Title

Estrogen interconversions in the induced cycle in female rhesus monkeys

UMMS Affiliation

Department of Obstetrics & Gynecology; Department of Physiology

Publication Date

5-1-1989

Document Type

Article

Subjects

17-Hydroxysteroid Dehydrogenases; Animals; Estradiol; Estrogens; Estrone; Female; Macaca mulatta; *Menstrual Cycle; Ovariectomy; Progesterone; Uterus

Disciplines

Life Sciences | Medicine and Health Sciences

Abstract

To determine the extractions and interconversions of estrone and estradiol across and within the uterus, [3H]estradiol and [14C]estrone were infused at a constant rate in six ovariectomized female rhesus (Macaca mulatta) monkeys. Studies were done on Days 9, 14, and 23 of artificial menstrual cycles induced by the timed insertion and removal of Silastic capsules of estradiol and progesterone. Measurements of estrogen radioactivity were made from peripheral arterial blood and uterine venous blood as well as from endometrial biopsy samples. A significant increase occurred in the conversion of estradiol to estrone measured within the uterus on Day 23 compared to Days 9 and 14. The conversion of estrone to estradiol, measured within the uterus, fell progressively from Day 9 to Day 23, but this decrease was not significant. The extractions and interconversions across the uterus, and the overall interconversions of estrone and estradiol were not significantly different on Days 9, 14, or 23 of the cycle. Thus, we have been able to confirm in vivo the increase in the activity of the 17 beta-hydroxysteroid dehydrogenase, the enzyme responsible for estradiol to estrone interconversions, shown earlier by studies done in vitro. However, the increase in 17 beta-hydroxysteroid activity in the uterus is not reflected in the overall interconversions of estrone and estradiol as reflected by measurements in peripheral arterial blood.

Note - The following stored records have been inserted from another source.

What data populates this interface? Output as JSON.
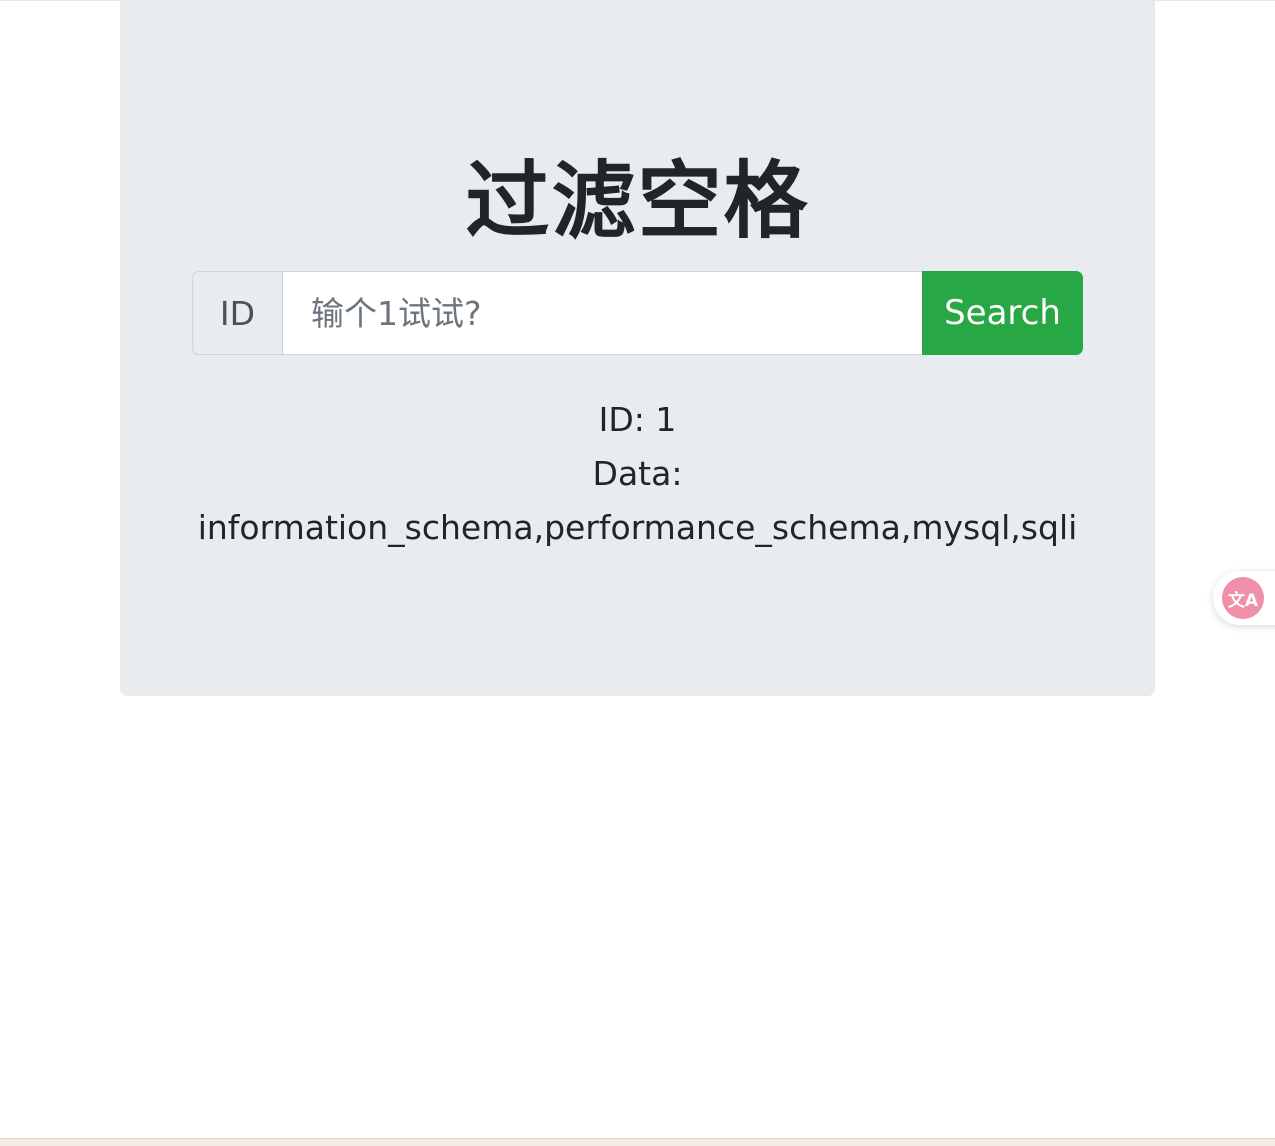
{
  "page": {
    "title": "过滤空格"
  },
  "search": {
    "addon_label": "ID",
    "placeholder": "输个1试试?",
    "value": "",
    "button_label": "Search"
  },
  "result": {
    "id_line": "ID: 1",
    "data_label": "Data:",
    "data_value": "information_schema,performance_schema,mysql,sqli"
  },
  "widgets": {
    "translate_icon": "translate-icon",
    "translate_glyph": "文A"
  },
  "colors": {
    "jumbotron_bg": "#e9ecef",
    "button_bg": "#28a745",
    "text": "#212529",
    "translate_accent": "#ef8fa8"
  }
}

Rights and Permissions

Citation: Biol Reprod. 1989 May;40(5):949-52.

Related Resources

Link to article in PubMed

Journal/Book/Conference Title

Biology of reproduction

PubMed ID

2548632